» **SUPPLIED MATERIAL**

Start of Block

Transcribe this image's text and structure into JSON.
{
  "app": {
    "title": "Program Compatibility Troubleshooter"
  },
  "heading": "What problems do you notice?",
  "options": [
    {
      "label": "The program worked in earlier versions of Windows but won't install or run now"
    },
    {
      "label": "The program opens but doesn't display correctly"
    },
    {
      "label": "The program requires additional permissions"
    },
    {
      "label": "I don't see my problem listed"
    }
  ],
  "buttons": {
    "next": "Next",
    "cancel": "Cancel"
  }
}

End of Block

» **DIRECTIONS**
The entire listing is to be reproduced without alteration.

» **RESPONSE TO THE EXERCISE**
Transcribe this image's text and structure into JSON.
{
  "app": {
    "title": "Program Compatibility Troubleshooter"
  },
  "heading": "What problems do you notice?",
  "options": [
    {
      "label": "The program worked in earlier versions of Windows but won't install or run now"
    },
    {
      "label": "The program opens but doesn't display correctly"
    },
    {
      "label": "The program requires additional permissions"
    },
    {
      "label": "I don't see my problem listed"
    }
  ],
  "buttons": {
    "next": "Next",
    "cancel": "Cancel"
  }
}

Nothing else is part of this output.